Despite global energy insecurities, many countries continue to push forward with efforts to incentivize an energy transition and fulfill emission-reduction targets. Canada has been no exception, with its federal government earlier this year introducing detailed climate goals for each of its major economic sectors, with particular emphasis placed on oil and gas, the country’s largest emitter. With the aim of a 42% emissions reduction for this sector by 2030 versus 2019 levels, Canada has set a target that may well be beyond reach, raising the possibility that production cutbacks later this decade will be the only alternative. In today’s RBN blog, we examine this potentially disruptive prospect.

Wednesday, 10/26/2022

Earlier this month, the price discount for Western Canadian Select (WCS) versus WTI at Cushing blew out to more than $30/bbl — 2.5x what’s typical and a signal that something was seriously out of whack. Well, it turns out that several things were — and to some degree still are — off-kilter, combining to drive down the price of Western Canada’s benchmark heavy-oil blend to its lowest levels relative to WTI in four years. The culprits? Everything from renewed pipeline constraints to a deadly refinery fire in Ohio to the aftereffects of Russia’s invasion of Ukraine, including releases from the U.S.’s Strategic Petroleum Reserve (SPR). In today’s RBN blog, we discuss the recent ups and downs in WCS pricing and the prospects for WCS-WTI differentials to return to a more normal range in the weeks to come. (Hint: This roller-coaster ride ain’t over.)

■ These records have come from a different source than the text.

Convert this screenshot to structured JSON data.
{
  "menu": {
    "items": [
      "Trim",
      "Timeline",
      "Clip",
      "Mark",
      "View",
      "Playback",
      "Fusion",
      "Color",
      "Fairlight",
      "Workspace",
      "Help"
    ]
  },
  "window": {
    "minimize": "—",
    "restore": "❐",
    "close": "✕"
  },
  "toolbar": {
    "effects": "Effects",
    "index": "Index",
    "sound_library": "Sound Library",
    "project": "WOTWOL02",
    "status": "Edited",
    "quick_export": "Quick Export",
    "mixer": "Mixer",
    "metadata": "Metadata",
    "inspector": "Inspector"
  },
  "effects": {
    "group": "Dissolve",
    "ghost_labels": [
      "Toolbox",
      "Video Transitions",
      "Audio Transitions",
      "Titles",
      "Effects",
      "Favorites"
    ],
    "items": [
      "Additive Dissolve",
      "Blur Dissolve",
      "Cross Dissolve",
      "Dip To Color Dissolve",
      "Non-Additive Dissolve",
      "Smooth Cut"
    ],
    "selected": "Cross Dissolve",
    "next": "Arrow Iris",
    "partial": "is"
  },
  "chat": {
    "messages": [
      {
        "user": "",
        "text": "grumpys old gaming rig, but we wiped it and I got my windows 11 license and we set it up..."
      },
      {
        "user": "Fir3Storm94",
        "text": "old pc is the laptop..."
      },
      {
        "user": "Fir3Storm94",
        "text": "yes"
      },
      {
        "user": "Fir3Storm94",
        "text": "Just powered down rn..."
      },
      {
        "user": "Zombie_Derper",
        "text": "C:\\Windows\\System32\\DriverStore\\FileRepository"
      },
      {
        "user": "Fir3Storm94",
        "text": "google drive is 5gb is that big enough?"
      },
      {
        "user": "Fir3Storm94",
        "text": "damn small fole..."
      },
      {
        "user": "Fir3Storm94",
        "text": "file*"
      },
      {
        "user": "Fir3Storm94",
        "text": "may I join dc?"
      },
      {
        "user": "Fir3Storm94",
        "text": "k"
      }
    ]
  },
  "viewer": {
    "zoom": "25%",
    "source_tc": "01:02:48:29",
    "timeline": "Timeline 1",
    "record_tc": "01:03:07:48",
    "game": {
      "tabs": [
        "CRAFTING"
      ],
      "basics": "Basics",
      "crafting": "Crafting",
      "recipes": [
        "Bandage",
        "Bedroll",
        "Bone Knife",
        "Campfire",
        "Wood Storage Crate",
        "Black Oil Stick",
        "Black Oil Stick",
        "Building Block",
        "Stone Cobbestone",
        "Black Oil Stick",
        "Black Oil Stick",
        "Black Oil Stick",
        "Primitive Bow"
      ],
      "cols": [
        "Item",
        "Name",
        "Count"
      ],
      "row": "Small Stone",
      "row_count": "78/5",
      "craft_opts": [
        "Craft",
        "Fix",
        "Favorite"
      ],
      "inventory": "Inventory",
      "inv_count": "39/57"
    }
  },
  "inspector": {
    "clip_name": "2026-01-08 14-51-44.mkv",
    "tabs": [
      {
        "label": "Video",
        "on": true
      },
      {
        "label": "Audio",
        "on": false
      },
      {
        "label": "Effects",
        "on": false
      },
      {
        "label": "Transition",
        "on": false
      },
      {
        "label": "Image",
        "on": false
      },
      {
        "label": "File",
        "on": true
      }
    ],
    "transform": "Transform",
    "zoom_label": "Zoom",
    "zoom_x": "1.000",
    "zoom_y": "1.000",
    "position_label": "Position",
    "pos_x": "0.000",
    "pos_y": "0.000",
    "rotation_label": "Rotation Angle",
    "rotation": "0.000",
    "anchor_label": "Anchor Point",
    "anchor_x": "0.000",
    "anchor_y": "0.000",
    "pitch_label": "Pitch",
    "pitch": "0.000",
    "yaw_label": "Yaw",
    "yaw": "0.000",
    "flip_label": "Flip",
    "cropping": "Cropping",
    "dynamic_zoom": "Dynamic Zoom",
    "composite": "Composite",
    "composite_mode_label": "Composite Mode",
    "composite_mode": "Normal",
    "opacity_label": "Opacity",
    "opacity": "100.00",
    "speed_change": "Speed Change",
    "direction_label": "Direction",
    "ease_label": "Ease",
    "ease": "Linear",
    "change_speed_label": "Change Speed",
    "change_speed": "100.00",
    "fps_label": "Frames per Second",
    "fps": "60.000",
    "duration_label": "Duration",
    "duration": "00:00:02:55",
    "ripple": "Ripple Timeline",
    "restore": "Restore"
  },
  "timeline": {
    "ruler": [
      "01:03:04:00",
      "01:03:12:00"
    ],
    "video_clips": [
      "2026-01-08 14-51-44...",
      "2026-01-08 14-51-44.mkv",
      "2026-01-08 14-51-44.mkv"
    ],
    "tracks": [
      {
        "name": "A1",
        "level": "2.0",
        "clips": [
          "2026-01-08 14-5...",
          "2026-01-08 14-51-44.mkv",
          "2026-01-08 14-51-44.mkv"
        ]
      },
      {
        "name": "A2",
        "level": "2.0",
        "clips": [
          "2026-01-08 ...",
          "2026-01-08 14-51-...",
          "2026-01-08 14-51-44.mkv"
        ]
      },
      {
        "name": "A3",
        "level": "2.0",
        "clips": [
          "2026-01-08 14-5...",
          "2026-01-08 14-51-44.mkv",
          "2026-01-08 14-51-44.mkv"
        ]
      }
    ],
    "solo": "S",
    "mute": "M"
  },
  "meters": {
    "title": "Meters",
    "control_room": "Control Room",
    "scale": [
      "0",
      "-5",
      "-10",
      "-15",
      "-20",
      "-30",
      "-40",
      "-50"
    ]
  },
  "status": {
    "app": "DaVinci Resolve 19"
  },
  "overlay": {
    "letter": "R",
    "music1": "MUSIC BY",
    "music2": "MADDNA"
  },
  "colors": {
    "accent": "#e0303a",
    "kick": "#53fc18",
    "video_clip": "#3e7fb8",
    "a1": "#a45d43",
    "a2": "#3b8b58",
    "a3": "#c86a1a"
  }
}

Tuesday, 10/18/2022

It would be tough to find a large U.S. E&P with a clearer, more consistent geographic focus than Diamondback Energy. Over the past four years, the Permian-centric producer has closed on four 10-figure deals — total value $13.7 billion — that together have added more than 200,000 net acres in the nation’s leading shale/tight-oil play. Just this month, Diamondback went to the Permian well yet again, this time with a $1.6 billion deal to acquire FireBird Energy, a privately held Midland Basin producer that has been on a Permian buying spree of its own. When the deal closes later this year, Diamondback’s total production in the Midland and Delaware basins will approach 400,000 barrels of oil equivalent per day (Mboe/d), or more than 100x what it was producing 10 years ago when the company had just gone public. In today’s RBN blog, we discuss the company’s latest acquisition and its rapid rise to Permian prominence.